Daily Journal Oxford Bureau
OXFORD – From seven students and one professor to a burgeoning center of law research and study, the University of Mississippi School of Law has seen both decline and prosperity.
“The law school has certainly changed a great deal since its beginning in 1854,” said Sam Davis, dean of the school. “It is larger in terms of students and faculty. Its influence has expanded much beyond the state of Mississippi.”
Today, the University Law Center includes the National Space Law Center, the National Remote Sensing and Space Law Center, the National Center for Justice and the Rule of Law, a research college and a judicial college.
Enrollment has hovered at 500 students for several years, and there are more than 30 full-time and part-time faculty members, Davis said.
As the first and only public law school in the state, the University of Mississippi Department of Law opened in 1854 after the university successfully petitioned the school for a “professorship of governmental science and law,” said retired professor Michael Landon, who is writing a book on the law school's history.
The university hired William Forbes Stearns as its sole law professor. A native of Vermont, Stearns had moved to Pontotoc by the age of 19 and later established a successful law practice in Holly Springs.
A self-taught lawyer, Stearns delivered the keynote speech when the cornerstone of the university's hallmark building, the Lyceum, was laid in 1846, eight years before the law school's creation.
Stearns is also the beginning of an interesting connection between the Ole Miss and Yale law schools, Landon said.
In 1857, Stearns accompanied the Ole Miss chancellor to Yale for an academic ceremony.
“The chancellor persuaded the Yale faculty to give Professor Stearns an honorary doctor of law degree, and ever since the Yale connection has been a continuing theme,” Landon said.
Over the years, many faculty members at the Law Center have held degrees from Yale, including Meyer McDougal, a leading Yale professor who helped Ole Miss establish the National Remote Sensing and Space Law Center.
In the mid-1960s, then-Dean Joshua Morris hired four or five new Yale law school graduates to teach radical ideas about race relations.
The “Yalies” caused such a stir that Dean Morris left to take a job at Florida State University, Landon said.
Although three buildings are commonly known as having housed the law school, it's actually had seven homes, including the current location, Landon said.
The Department of Law was first housed in the Lyceum and then in a building just off the Oxford Public Square before the Civil War.
Landon said the university agreed to lease the building from its owner in 1858 to keep the owner from going bankrupt and kept that agreement until the Civil War closed the school for one of only two times in its history.
Closing in 1861, the school reopened in 1866 in a dormitory building that was in the current location of Peabody Hall.
The school was closed again 1874-77 because no one applied for admission during Reconstruction.
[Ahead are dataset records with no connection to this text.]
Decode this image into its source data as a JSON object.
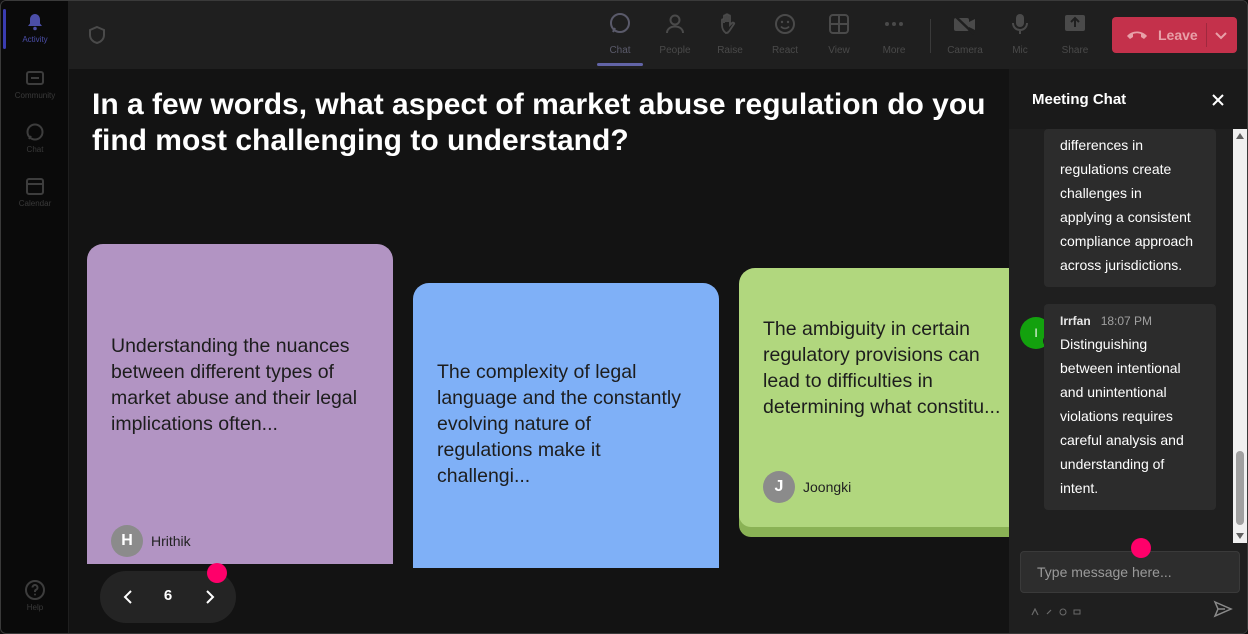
{
  "rail": {
    "items": [
      {
        "label": "Activity",
        "icon": "bell-icon"
      },
      {
        "label": "Community",
        "icon": "community-icon"
      },
      {
        "label": "Chat",
        "icon": "chat-icon"
      },
      {
        "label": "Calendar",
        "icon": "calendar-icon"
      },
      {
        "label": "Help",
        "icon": "help-icon"
      }
    ]
  },
  "toolbar": {
    "chat": "Chat",
    "people": "People",
    "raise": "Raise",
    "react": "React",
    "view": "View",
    "more": "More",
    "camera": "Camera",
    "mic": "Mic",
    "share": "Share",
    "leave": "Leave"
  },
  "stage": {
    "question": "In a few words, what aspect of market abuse regulation do you find most challenging to understand?",
    "cards": [
      {
        "text": "Understanding the nuances\nbetween different types of\nmarket abuse and their legal\nimplications often...",
        "author": "Hrithik",
        "initial": "H",
        "color": "#b294c3"
      },
      {
        "text": "The complexity of legal\nlanguage and the constantly\nevolving nature of\nregulations make it\nchallengi...",
        "author": "",
        "initial": "",
        "color": "#7fb0f7"
      },
      {
        "text": "The ambiguity in certain\nregulatory provisions can\nlead to difficulties in\ndetermining what constitu...",
        "author": "Joongki",
        "initial": "J",
        "color": "#b1d77e"
      }
    ],
    "page": "6"
  },
  "chat": {
    "title": "Meeting Chat",
    "messages": [
      {
        "text": "differences in\nregulations create\nchallenges in\napplying a consistent\ncompliance approach\nacross jurisdictions."
      },
      {
        "author": "Irrfan",
        "time": "18:07 PM",
        "initial": "I",
        "text": "Distinguishing\nbetween intentional\nand unintentional\nviolations requires\ncareful analysis and\nunderstanding of\nintent."
      }
    ],
    "input_placeholder": "Type message here..."
  },
  "colors": {
    "accent": "#6264a7",
    "leave": "#c4314b",
    "marker": "#ff006a",
    "avatar_green": "#13a10e"
  }
}
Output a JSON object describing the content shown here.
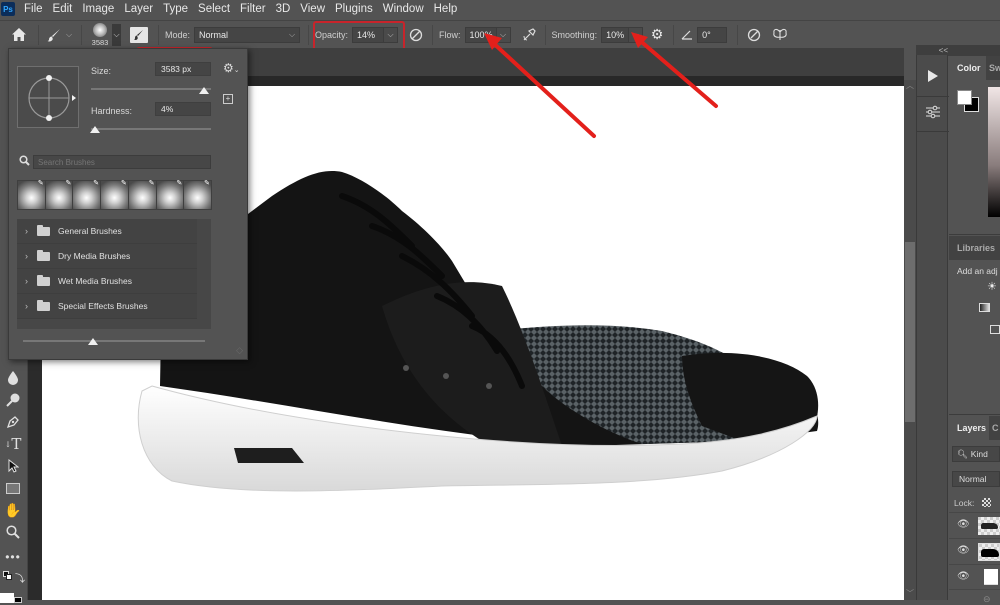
{
  "app": {
    "logo": "Ps",
    "menu": [
      "File",
      "Edit",
      "Image",
      "Layer",
      "Type",
      "Select",
      "Filter",
      "3D",
      "View",
      "Plugins",
      "Window",
      "Help"
    ]
  },
  "options_bar": {
    "brush_size_label": "3583",
    "mode_label": "Mode:",
    "mode_value": "Normal",
    "opacity_label": "Opacity:",
    "opacity_value": "14%",
    "flow_label": "Flow:",
    "flow_value": "100%",
    "smoothing_label": "Smoothing:",
    "smoothing_value": "10%",
    "angle_value": "0°",
    "icons": [
      "home-icon",
      "brush-tool-icon",
      "brush-preset-icon",
      "brush-settings-icon",
      "pressure-opacity-icon",
      "airbrush-icon",
      "smoothing-settings-icon",
      "angle-icon",
      "pressure-size-icon",
      "symmetry-icon"
    ]
  },
  "brush_popup": {
    "size_label": "Size:",
    "size_value": "3583 px",
    "size_slider_fraction": 0.86,
    "hardness_label": "Hardness:",
    "hardness_value": "4%",
    "hardness_slider_fraction": 0.04,
    "search_placeholder": "Search Brushes",
    "preset_count": 7,
    "folders": [
      {
        "label": "General Brushes"
      },
      {
        "label": "Dry Media Brushes"
      },
      {
        "label": "Wet Media Brushes"
      },
      {
        "label": "Special Effects Brushes"
      }
    ],
    "preview_size_fraction": 0.42
  },
  "toolbar": {
    "tools": [
      "blur-tool-icon",
      "dodge-tool-icon",
      "pen-tool-icon",
      "type-tool-icon",
      "path-selection-icon",
      "rectangle-tool-icon",
      "hand-tool-icon",
      "zoom-tool-icon",
      "more-tools-icon",
      "default-colors-icon"
    ]
  },
  "right_panel": {
    "collapse": "<<",
    "color_tab": "Color",
    "swatches_tab": "Sw",
    "libraries_tab": "Libraries",
    "adjustments_text": "Add an adj",
    "layers_tab": "Layers",
    "channels_tab": "C",
    "kind_filter": "Kind",
    "blend_mode": "Normal",
    "lock_label": "Lock:",
    "foreground_color": "#ffffff",
    "background_color": "#000000"
  },
  "annotations": {
    "highlight_color": "#c8242b",
    "arrow_color": "#e3201b"
  }
}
Classes resumed in the same location until 1889 when classes were moved to the building now known as Ventress Hall, Landon said.
Ventress Hall was first named Lamar Hall for famed Mississippian and U.S. Sen. L.Q.C. Lamar, who served as chair from 1866 to 1870.
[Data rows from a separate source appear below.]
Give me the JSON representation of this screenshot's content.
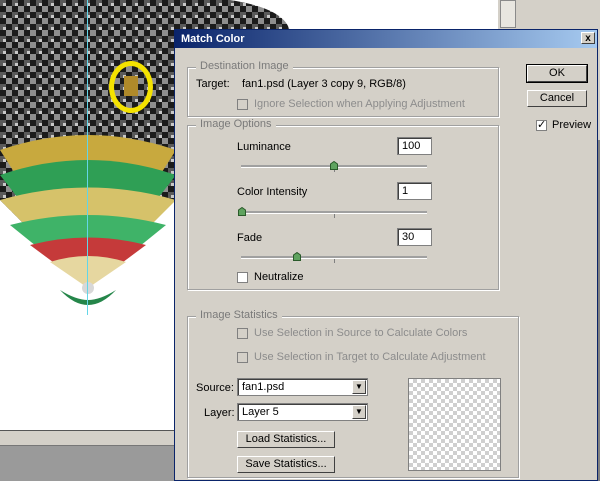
{
  "dialog": {
    "title": "Match Color",
    "close_glyph": "x",
    "ok_label": "OK",
    "cancel_label": "Cancel",
    "preview_label": "Preview",
    "preview_checked": true
  },
  "destination": {
    "legend": "Destination Image",
    "target_label": "Target:",
    "target_value": "fan1.psd (Layer 3 copy 9, RGB/8)",
    "ignore_selection_label": "Ignore Selection when Applying Adjustment"
  },
  "options": {
    "legend": "Image Options",
    "luminance_label": "Luminance",
    "luminance_value": "100",
    "color_intensity_label": "Color Intensity",
    "color_intensity_value": "1",
    "fade_label": "Fade",
    "fade_value": "30",
    "neutralize_label": "Neutralize"
  },
  "statistics": {
    "legend": "Image Statistics",
    "use_source_label": "Use Selection in Source to Calculate Colors",
    "use_target_label": "Use Selection in Target to Calculate Adjustment",
    "source_label": "Source:",
    "source_value": "fan1.psd",
    "layer_label": "Layer:",
    "layer_value": "Layer 5",
    "load_label": "Load Statistics...",
    "save_label": "Save Statistics..."
  },
  "icons": {
    "close": "close-icon",
    "dropdown": "chevron-down-icon",
    "check": "checkmark-icon",
    "slider_thumb": "slider-thumb-icon"
  },
  "colors": {
    "title_bar_start": "#0a246a",
    "title_bar_end": "#a6caf0",
    "dialog_face": "#d4d0c8",
    "highlight_marker": "#f5e300",
    "guide_line": "#63d6e8"
  }
}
Instead of lectures, Lamar implemented a new style of teaching that relied on reported opinions, which was later developed at Harvard University.
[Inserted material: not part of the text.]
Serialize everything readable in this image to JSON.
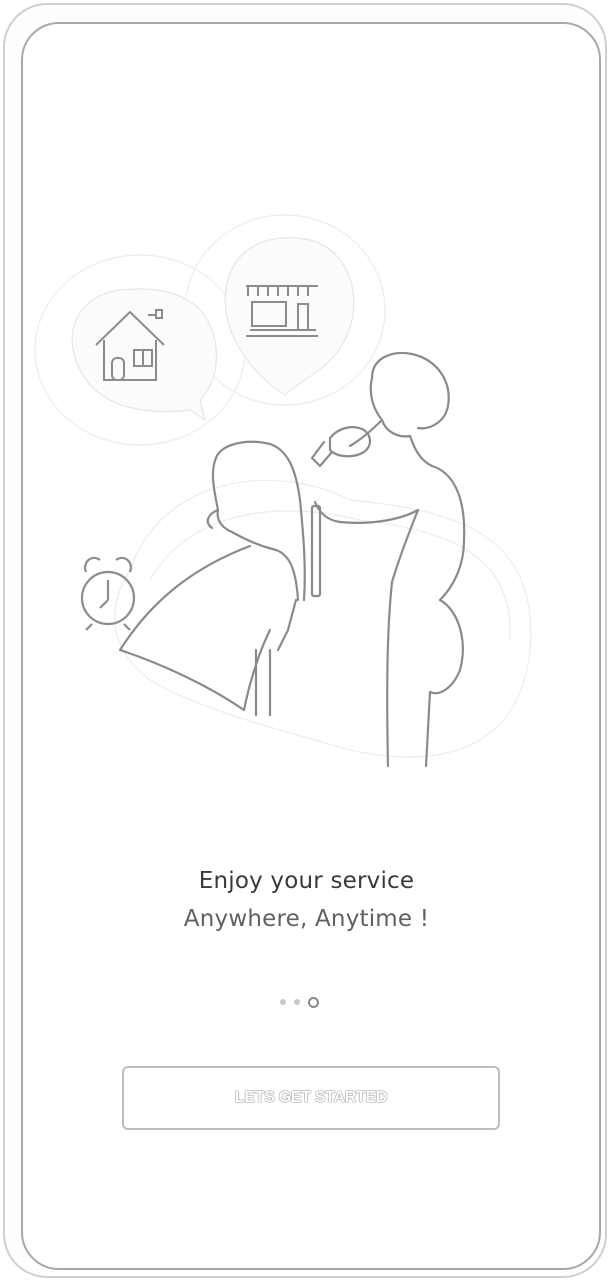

Lamar's influence is evident – each law school building from 1889 on has been named for him.
In 1911, a new law school, now known as Farley Hall, was the law school's home from 1930 until 1978 when the current Law Center was opened in a modern-style building, which seems out of place among the red-brick historical structures nearby.
Construction of the current Lamar Law Center ended sporadic movements by some politicians to move the Law School from Oxford to Jackson, Landon said.
“It wasn't until the 1970s with the construction of the new center that the idea was finally dropped,” he said.
Despite the times of decline and unrest, the Ole Miss Law School has continued to expand, producing state and national leaders in business and government.
“The law school does have regional and national significance – in terms of how it is noted not just for educating lawyers who work in private and public practice, but for preparing people for positions of leadership in government and the business world,” Davis said.
Contact Jennifer Farish at 281-1069 or firstname.lastname@example.org